The Bhojeshwar Temple
Today, the ruined and incomplete Bhojeshwar Temple still humbles the mind. Constructed in the latter part of the 11th century, its great stone blocks encompass a doorframe, which towers ten meters high and five meters wide. Four titanic pillars, richly carved, rise to support an incomplete dome. The high noon sun lances through the dome, illuminates a massive pedestal made of three stepped blocks of sandstone, seven meters square. An iron ladder ascends this huge pedestal to reach the uppermost platform, directly beneath the high roof, open to the sky. Dominating this platform and the great brooding temple is a magnificent lingam more than two meters high and over five meters in circumference.
In the temple, religion and architecture, sculpture, drama and a weird vision combine in a compelling assertion of reality. There is a brooding imminence about this great black temple that demands attention and reverence; and streams of school girls, as bright as moving garlands of flowers, moved up and down the ladder seeking the blessings of the great monolith, bowing to mumbled prayers from an ochre-robed, white-bearded priest who stood near like a vision of a benevolent and slightly portly Father Time.
If the incomplete temple can evoke such awe, how much reverential fear would have been evoked by the final work of Raja Bhoja? But the savant king was fated never to complete his imposing shrine. For, at the glorious end of the Paramara era in 1060, the Chalukyas of Kalyani and Gujarat combined with Lakshmi-Karna of the Kalachuri dynasty attacked Raja Bhoja's capital. In that fierce battle, Raja Bhoja died defending his kingdom. And so today, only the temple stands, and beyond it, a damaged Jain colossus rides in a whitewashed building. Stones still lie around partially carved as they had been when the sculptors fled nine centuries ago when Bhoja fell. Eagles still wheel in the wide sky as they did over that ancient bloody battlefield. And a train chuffs and mourns across the plain like a sad spirit of a warrior, slowly departing.
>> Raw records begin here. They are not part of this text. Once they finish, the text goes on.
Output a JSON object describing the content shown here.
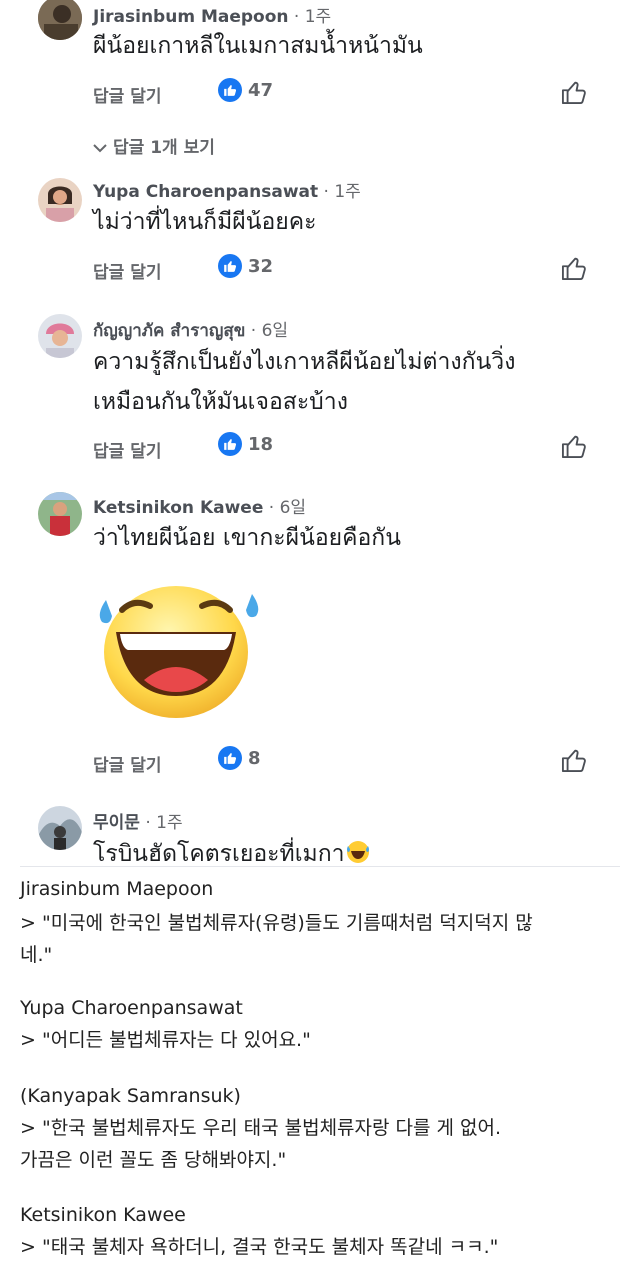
{
  "comments": [
    {
      "name": "Jirasinbum Maepoon",
      "time": " · 1주",
      "text": "ผีน้อยเกาหลีในเมกาสมน้ำหน้ามัน",
      "reply": "답글 달기",
      "likes": "47"
    },
    {
      "name": "Yupa Charoenpansawat",
      "time": " · 1주",
      "text": "ไม่ว่าที่ไหนก็มีผีน้อยคะ",
      "reply": "답글 달기",
      "likes": "32"
    },
    {
      "name": "กัญญาภัค สำราญสุข",
      "time": " · 6일",
      "text1": "ความรู้สึกเป็นยังไงเกาหลีผีน้อยไม่ต่างกันวิ่ง",
      "text2": "เหมือนกันให้มันเจอสะบ้าง",
      "reply": "답글 달기",
      "likes": "18"
    },
    {
      "name": "Ketsinikon Kawee",
      "time": " · 6일",
      "text": "ว่าไทยผีน้อย เขากะผีน้อยคือกัน",
      "reply": "답글 달기",
      "likes": "8"
    },
    {
      "name": "무이문",
      "time": " · 1주",
      "text": "โรบินฮัดโคตรเยอะที่เมกา"
    }
  ],
  "view_replies": "답글 1개 보기",
  "translations": [
    {
      "who": "Jirasinbum Maepoon",
      "line1": "> \"미국에 한국인 불법체류자(유령)들도 기름때처럼 덕지덕지 많",
      "line2": "네.\""
    },
    {
      "who": "Yupa Charoenpansawat",
      "line1": "> \"어디든 불법체류자는 다 있어요.\""
    },
    {
      "who": "(Kanyapak Samransuk)",
      "line1": "> \"한국 불법체류자도 우리 태국 불법체류자랑 다를 게 없어.",
      "line2": "가끔은 이런 꼴도 좀 당해봐야지.\""
    },
    {
      "who": "Ketsinikon Kawee",
      "line1": "> \"태국 불체자 욕하더니, 결국 한국도 불체자 똑같네 ㅋㅋ.\""
    }
  ],
  "icons": {
    "like_badge": "thumbs-up-icon",
    "like_button": "thumbs-up-outline-icon",
    "emoji": "laughing-tears-emoji",
    "accent": "#1877f2"
  }
}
But Bhoja’s forty-two-year reign is still celebrated in myth and legend as well as in this time-defying monument. For, as long as the temple stands, and the doorway towers and the sculptures enchant and the great lingam broods with implacable power in the 900-year-old Bhojeshwar, so long will the memory of King Bhoja shine like a diadem.